James Kirk is arguably the most famous Star Trek character of all time, save for only Spock. Kirk was brought to life by William Shatner, who played the character across five total seasons of television that spanned the 60s and 70s, before returning to the role a few years later for six Star Trek films. His seventh film, the first involving the Next Generation television cast, was Star Trek Generations and it was intended to be Shatner’s last turn as Kirk.
So how do you write off the captain of the original televised Enterprise? You kill him off, of course. The decision to do was the foundation of the film, according to Ronald D. Moore. The entire point of Generations was Kirk’s death. It was going to happen one way or another.

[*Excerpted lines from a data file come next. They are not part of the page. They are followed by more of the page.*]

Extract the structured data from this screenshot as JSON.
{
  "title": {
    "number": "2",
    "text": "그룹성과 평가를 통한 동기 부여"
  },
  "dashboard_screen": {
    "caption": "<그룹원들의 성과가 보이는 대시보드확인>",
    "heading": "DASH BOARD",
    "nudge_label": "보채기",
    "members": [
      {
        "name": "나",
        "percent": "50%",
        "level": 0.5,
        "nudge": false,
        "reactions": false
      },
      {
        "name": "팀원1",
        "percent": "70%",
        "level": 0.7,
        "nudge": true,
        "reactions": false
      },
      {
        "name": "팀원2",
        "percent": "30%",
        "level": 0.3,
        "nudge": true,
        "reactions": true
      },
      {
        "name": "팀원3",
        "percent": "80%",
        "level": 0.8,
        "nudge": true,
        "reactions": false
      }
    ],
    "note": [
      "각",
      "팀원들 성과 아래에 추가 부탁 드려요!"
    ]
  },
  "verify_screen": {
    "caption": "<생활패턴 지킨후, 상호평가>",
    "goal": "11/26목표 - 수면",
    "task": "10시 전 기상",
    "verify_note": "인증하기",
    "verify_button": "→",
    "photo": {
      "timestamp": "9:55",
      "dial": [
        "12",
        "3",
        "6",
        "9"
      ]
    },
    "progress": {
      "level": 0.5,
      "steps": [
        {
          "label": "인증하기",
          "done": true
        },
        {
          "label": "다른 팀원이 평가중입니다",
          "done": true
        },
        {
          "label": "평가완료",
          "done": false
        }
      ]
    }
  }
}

The film ended up seeing Kirk get caught on a catwalk, which was destroyed and hanging on by small threads. He was attempting to gain a control pad that if obtained, would allow Jean Luc-Picard to blow up a key plot device.
The piece of the structure that Kirk was on eventually gave way after he succeeded in deactivating the pad, and just as he does the piece of structure he was holding onto goes end over end and crushes Kirk to death.
As bad as that was, the original death was worse.
James Kirk originally died in Star Trek Generations standing still
The ending fans got was not well received. Fans didn’t want to see Kirk die at all, let alone being crushed to death. Many had hoped he’d die with the Enterprise; going down with the ship seemed like a noble death. That’s not what people got.
They should be happy they got that ending because the original was even worse.
The same basic setup applies, Kirk and Picard are trying to stop the movie’s villain Soran, only instead of Kirk dying heroically by risking his life in an ill-fated leap onto a piece of dangling walkway, this time, Kirk simply gets shot in the back.
The ending of the film was not well received, prompting Shatner and Patrick Stewart to ask the studio to re-shoot the film’s ending, which became the film fans saw in the theater.